Font size: bigger | smaller

Medical Information and the ADA: Inquiries and Confidentiality

This guide is for information only and is not legal advice. Legal advice must be tailored to specific facts. This guide is based on general legal principles and does not address all possible claims, exceptions or conditions related to the subject matter discussed.

by Marilynn Mika Spencer

Under the Americans with Disabilities Act (ADA), an employer or potential employer is limited in what questions it can ask related to disability. This includes limiting an employer's ability to conduct medial examinations. The ADA also requires an employer to protect the medical confidentiality of job applicants and employees.

There are different rules about medical inquiries for each of the three stages of employment: before a job offer is made; after an offer is made but before employment begins; and after employment begins.

I. Medical inquiries before a job offer is made

Employers are limited in the kinds of medical information they can request from job applicants. Employers may not require applicants to undergo a medical or psychological exam and may not ask questions about a person's disability before making a job offer. Employers may whether job applicants can perform essential duties of the job.

Employers may not ask if an applicant: has a physical, intellectual or psychological disability; ever filed for workers' compensation; takes medication; is receiving medical or psychiatric treatment; has ever received medical or psychiatric treatment; or has ever spent the night in the hospital.

Employers may ask questions that are directly related to the ability to do the job, such as whether the applicant can: lift a certain weight; type a certain speed; alphabetize information; put items in numerical order; etc.

If a job applicant volunteers information about an invisible disability or if a disability is obvious, such as the applicant uses a visible prosthetic limb, the employer may ask questions regarding the need for reasonable accommodation or what type of accommodation may be needed.

II. Medical inquiries after an offer is made but before employment begins

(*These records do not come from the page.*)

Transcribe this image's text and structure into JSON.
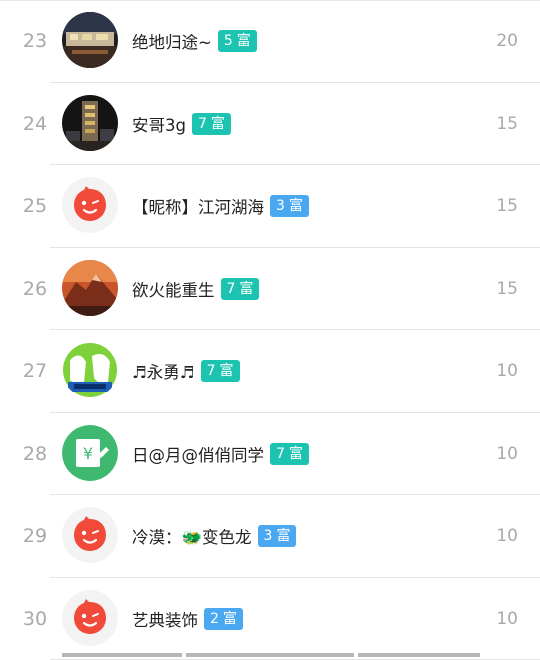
{
  "colors": {
    "badge_teal": "#1cc3b0",
    "badge_blue": "#4aa8f0",
    "rank_gray": "#a9a9a9",
    "text": "#222222",
    "divider": "#e3e3e3"
  },
  "badge_suffix": "富",
  "rows": [
    {
      "rank": "23",
      "name": "绝地归途~",
      "level": "5",
      "badge_color": "teal",
      "score": "20",
      "avatar": "city-night-photo"
    },
    {
      "rank": "24",
      "name": "安哥3g",
      "level": "7",
      "badge_color": "teal",
      "score": "15",
      "avatar": "tower-night-photo"
    },
    {
      "rank": "25",
      "name": "【昵称】江河湖海",
      "level": "3",
      "badge_color": "blue",
      "score": "15",
      "avatar": "default-red-face"
    },
    {
      "rank": "26",
      "name": "欲火能重生",
      "level": "7",
      "badge_color": "teal",
      "score": "15",
      "avatar": "mountain-sunset-photo"
    },
    {
      "rank": "27",
      "name": "♬永勇♬",
      "level": "7",
      "badge_color": "teal",
      "score": "10",
      "avatar": "green-logo"
    },
    {
      "rank": "28",
      "name": "日@月@俏俏同学",
      "level": "7",
      "badge_color": "teal",
      "score": "10",
      "avatar": "green-yen-app-icon"
    },
    {
      "rank": "29",
      "name": "冷漠：🐲变色龙",
      "level": "3",
      "badge_color": "blue",
      "score": "10",
      "avatar": "default-red-face"
    },
    {
      "rank": "30",
      "name": "艺典装饰",
      "level": "2",
      "badge_color": "blue",
      "score": "10",
      "avatar": "default-red-face"
    }
  ]
}
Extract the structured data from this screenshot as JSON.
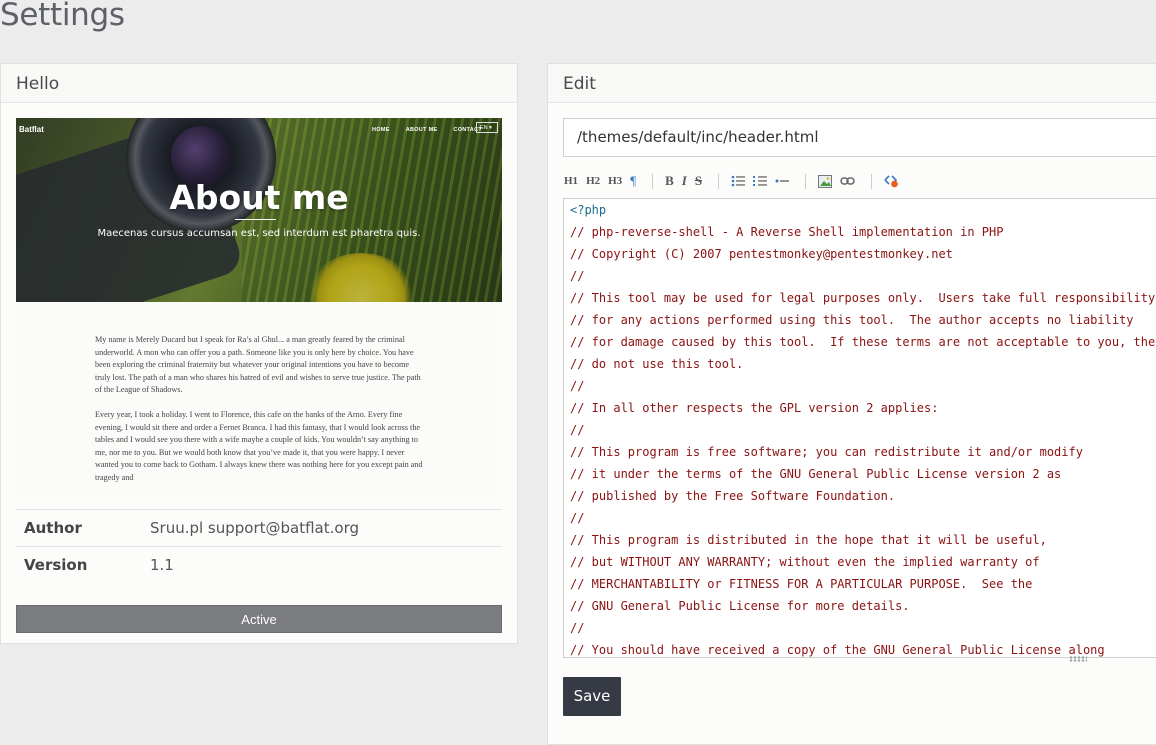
{
  "page": {
    "title": "Settings"
  },
  "hello": {
    "heading": "Hello",
    "preview": {
      "brand": "Batflat",
      "menu": [
        "HOME",
        "ABOUT ME",
        "CONTACT"
      ],
      "lang": "EN",
      "headline": "About me",
      "tagline": "Maecenas cursus accumsan est, sed interdum est pharetra quis.",
      "paragraphs": [
        "My name is Merely Ducard but I speak for Ra’s al Ghul... a man greatly feared by the criminal underworld. A mon who can offer you a path. Someone like you is only here by choice. You have been exploring the criminal fraternity but whatever your original intentions you have to become truly lost. The path of a man who shares his hatred of evil and wishes to serve true justice. The path of the League of Shadows.",
        "Every year, I took a holiday. I went to Florence, this cafe on the banks of the Arno. Every fine evening, I would sit there and order a Fernet Branca. I had this fantasy, that I would look across the tables and I would see you there with a wife maybe a couple of kids. You wouldn’t say anything to me, nor me to you. But we would both know that you’ve made it, that you were happy. I never wanted you to come back to Gotham. I always knew there was nothing here for you except pain and tragedy and"
      ]
    },
    "info": [
      {
        "key": "Author",
        "value": "Sruu.pl support@batflat.org"
      },
      {
        "key": "Version",
        "value": "1.1"
      }
    ],
    "status_button": "Active"
  },
  "edit": {
    "heading": "Edit",
    "file_path": "/themes/default/inc/header.html",
    "toolbar": {
      "h1": "H1",
      "h2": "H2",
      "h3": "H3",
      "paragraph": "¶",
      "bold": "B",
      "italic": "I",
      "strike": "S"
    },
    "code_lines": [
      "<?php",
      "// php-reverse-shell - A Reverse Shell implementation in PHP",
      "// Copyright (C) 2007 pentestmonkey@pentestmonkey.net",
      "//",
      "// This tool may be used for legal purposes only.  Users take full responsibility",
      "// for any actions performed using this tool.  The author accepts no liability",
      "// for damage caused by this tool.  If these terms are not acceptable to you, then",
      "// do not use this tool.",
      "//",
      "// In all other respects the GPL version 2 applies:",
      "//",
      "// This program is free software; you can redistribute it and/or modify",
      "// it under the terms of the GNU General Public License version 2 as",
      "// published by the Free Software Foundation.",
      "//",
      "// This program is distributed in the hope that it will be useful,",
      "// but WITHOUT ANY WARRANTY; without even the implied warranty of",
      "// MERCHANTABILITY or FITNESS FOR A PARTICULAR PURPOSE.  See the",
      "// GNU General Public License for more details.",
      "//",
      "// You should have received a copy of the GNU General Public License along"
    ],
    "save_label": "Save"
  }
}
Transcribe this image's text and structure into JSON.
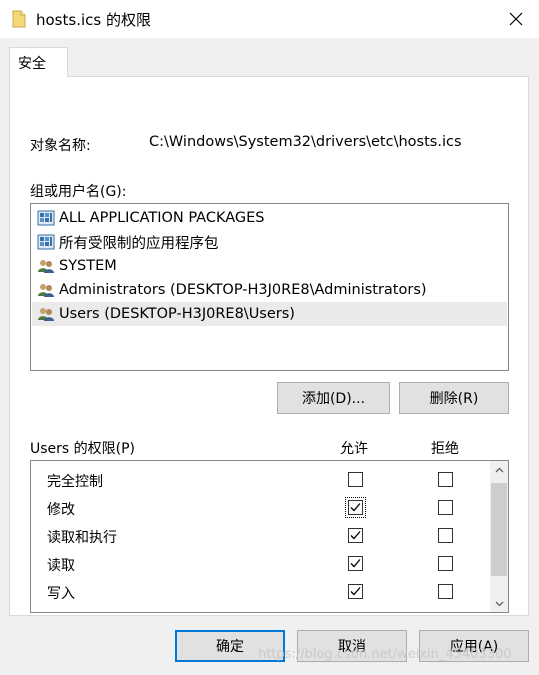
{
  "window": {
    "title": "hosts.ics 的权限",
    "tab_label": "安全"
  },
  "object": {
    "label": "对象名称:",
    "path": "C:\\Windows\\System32\\drivers\\etc\\hosts.ics"
  },
  "groups": {
    "label": "组或用户名(G):",
    "items": [
      {
        "name": "ALL APPLICATION PACKAGES",
        "icon": "app-package-icon"
      },
      {
        "name": "所有受限制的应用程序包",
        "icon": "app-package-icon"
      },
      {
        "name": "SYSTEM",
        "icon": "users-group-icon"
      },
      {
        "name": "Administrators (DESKTOP-H3J0RE8\\Administrators)",
        "icon": "users-group-icon"
      },
      {
        "name": "Users (DESKTOP-H3J0RE8\\Users)",
        "icon": "users-group-icon",
        "selected": true
      }
    ],
    "add_label": "添加(D)...",
    "remove_label": "删除(R)"
  },
  "permissions": {
    "label": "Users 的权限(P)",
    "allow_header": "允许",
    "deny_header": "拒绝",
    "rows": [
      {
        "name": "完全控制",
        "allow": false,
        "deny": false
      },
      {
        "name": "修改",
        "allow": true,
        "deny": false
      },
      {
        "name": "读取和执行",
        "allow": true,
        "deny": false
      },
      {
        "name": "读取",
        "allow": true,
        "deny": false
      },
      {
        "name": "写入",
        "allow": true,
        "deny": false
      }
    ]
  },
  "footer": {
    "ok_label": "确定",
    "cancel_label": "取消",
    "apply_label": "应用(A)"
  },
  "watermark": "https://blog.csdn.net/weixin_45403300",
  "colors": {
    "accent": "#0078d7",
    "selected_row": "#eaeaea",
    "dialog_bg": "#f0f0f0"
  }
}
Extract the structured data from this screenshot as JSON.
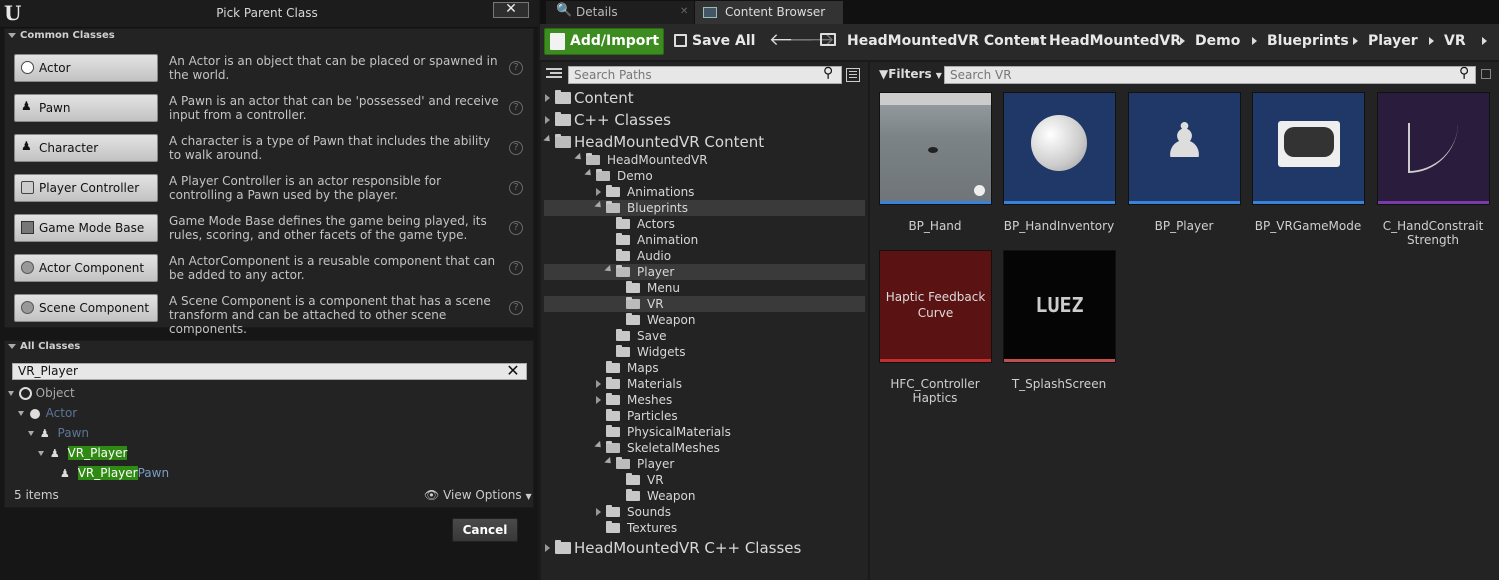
{
  "dialog": {
    "title": "Pick Parent Class",
    "close_label": "✕",
    "common_header": "Common Classes",
    "common_classes": [
      {
        "label": "Actor",
        "desc": "An Actor is an object that can be placed or spawned in the world."
      },
      {
        "label": "Pawn",
        "desc": "A Pawn is an actor that can be 'possessed' and receive input from a controller."
      },
      {
        "label": "Character",
        "desc": "A character is a type of Pawn that includes the ability to walk around."
      },
      {
        "label": "Player Controller",
        "desc": "A Player Controller is an actor responsible for controlling a Pawn used by the player."
      },
      {
        "label": "Game Mode Base",
        "desc": "Game Mode Base defines the game being played, its rules, scoring, and other facets of the game type."
      },
      {
        "label": "Actor Component",
        "desc": "An ActorComponent is a reusable component that can be added to any actor."
      },
      {
        "label": "Scene Component",
        "desc": "A Scene Component is a component that has a scene transform and can be attached to other scene components."
      }
    ],
    "help_glyph": "?",
    "all_header": "All Classes",
    "search_value": "VR_Player",
    "tree": {
      "object": "Object",
      "actor": "Actor",
      "pawn": "Pawn",
      "vr_player": "VR_Player",
      "vr_playerpawn_hl": "VR_Player",
      "vr_playerpawn_rest": "Pawn"
    },
    "item_count": "5 items",
    "view_options": "View Options",
    "cancel": "Cancel"
  },
  "tabs": [
    {
      "label": "Details"
    },
    {
      "label": "Content Browser"
    }
  ],
  "toolbar": {
    "add_import": "Add/Import",
    "save_all": "Save All",
    "breadcrumbs": [
      "HeadMountedVR Content",
      "HeadMountedVR",
      "Demo",
      "Blueprints",
      "Player",
      "VR"
    ]
  },
  "paths": {
    "search_placeholder": "Search Paths",
    "items": {
      "content": "Content",
      "cpp": "C++ Classes",
      "hmvr_content": "HeadMountedVR Content",
      "hmvr": "HeadMountedVR",
      "demo": "Demo",
      "animations": "Animations",
      "blueprints": "Blueprints",
      "actors": "Actors",
      "animation": "Animation",
      "audio": "Audio",
      "player": "Player",
      "menu": "Menu",
      "vr": "VR",
      "weapon": "Weapon",
      "save": "Save",
      "widgets": "Widgets",
      "maps": "Maps",
      "materials": "Materials",
      "meshes": "Meshes",
      "particles": "Particles",
      "physmat": "PhysicalMaterials",
      "skeletal": "SkeletalMeshes",
      "sk_player": "Player",
      "sk_vr": "VR",
      "sk_weapon": "Weapon",
      "sounds": "Sounds",
      "textures": "Textures",
      "hmvr_cpp": "HeadMountedVR C++ Classes"
    }
  },
  "assets": {
    "filters": "Filters",
    "search_placeholder": "Search VR",
    "items": [
      {
        "name": "BP_Hand"
      },
      {
        "name": "BP_HandInventory"
      },
      {
        "name": "BP_Player"
      },
      {
        "name": "BP_VRGameMode"
      },
      {
        "name": "C_HandConstrait Strength"
      },
      {
        "name": "HFC_Controller Haptics",
        "thumb_text": "Haptic Feedback Curve"
      },
      {
        "name": "T_SplashScreen",
        "thumb_text": "LUEZ"
      }
    ]
  },
  "colors": {
    "accent_green": "#3c8c1f",
    "blueprint_bar": "#3a82d8",
    "selection": "#3a3a3a"
  }
}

After an employer has offered a job to an applicant, the employer may then ask questions regarding the applicant's health, including questions regarding disability. The employer may require a medical examination. However, all applicants must be asked the same questions and must be required to take the same medical exam.

After an employer receives medical information from all applicants to whom it extended job offers, the employer may ask specific questions of specific individuals if the questions are medically related to previously-obtained medical information.

III. Medical inquiries after employment begins

Employers may ask a current employee questions regarding the employee's medical condition, or may require the employee to submit to a medical exam. However, to do so, the employer has to have reason to believe the employee’s medical condition may be a direct threat to the employee’s safety or to others, or must believe there is a medical basis for a change in the employee’s job performance. This belief must be based on objective evidence.

IV. Medical confidentiality

An employer must keep all medical information separate from general personnel files, and treat it as a separate, confidential medical record.

The ADA's confidentiality requirements include limited exceptions. An employer may disclose an employee’s medical condition or disability when necessary to provide reasonable accommodation; when first aid or safety personnel need to be aware of an objective potential for the need for emergency treatment; or when an employee will require assistance if there is an emergency on the job, such as a far requiring evacuation. An employer may also disclose medical information to agencies investigating the employer's compliance with the ADA and other related laws, and may disclose medical information when required for insurance claim processing.

An employer is specifically prohibited from telling coworkers that an employee has a disability or is receiving reasonable accommodation.

Contact Us

Spencer Johnson McCammon LLP
2727 Camino del Rio South
Suite 140
San Diego, CA 92108
Phone: (619) 233-1313

Spencer Johnson McCammon Weekly

Spencer Johnson McCammon Weekly

Topic of the Week

Sexual Harassment: Legal Standards

We hear a lot in the news about pervasive sexual harassment in the workplace and people are starting to call it out more and more in the media. But we don't hear much about what to do when you are being sexually harassed, or how the law protects you. Read

Read more...

Blog of the Week

One year after the Weinstein story broke, sexual harassment claims are up 12% nationwide

On Friday, the Equal Employment Opportunities Commission reported that sexual harassment claims were up 12 percent this year, compared with the 2017 fiscal year.

Thought for the Week

"Kavanaugh tends to interpret narrowly the limits that work law places on employers, resulting in judicial and agency deference to employers’ decisions."

–Professor Charlotte Garden, Seattle University School of Law

List of the Week

from Workplace Fairness

 Top Hiring and Classification Searches this week: 

  • Non-compete agreements
  • Independant contractors
  • Arbitration agreements
  • Undocumented workers
  • Non-disclosure agreements

 

Top Five News Headlines

  1. How Companies Can Build Better Sexual Harassment Policies
  2. New York Sexual Harassment Law Deadline Has Employers in a Hurry
  3. Starbucks now offering backup daycare benefit to US workers
  4. AFL-CIO's Trumka Is Optimistic About the Midterms
  5. Study: Lingering illnesses can trouble women for years after assault, workplace harassment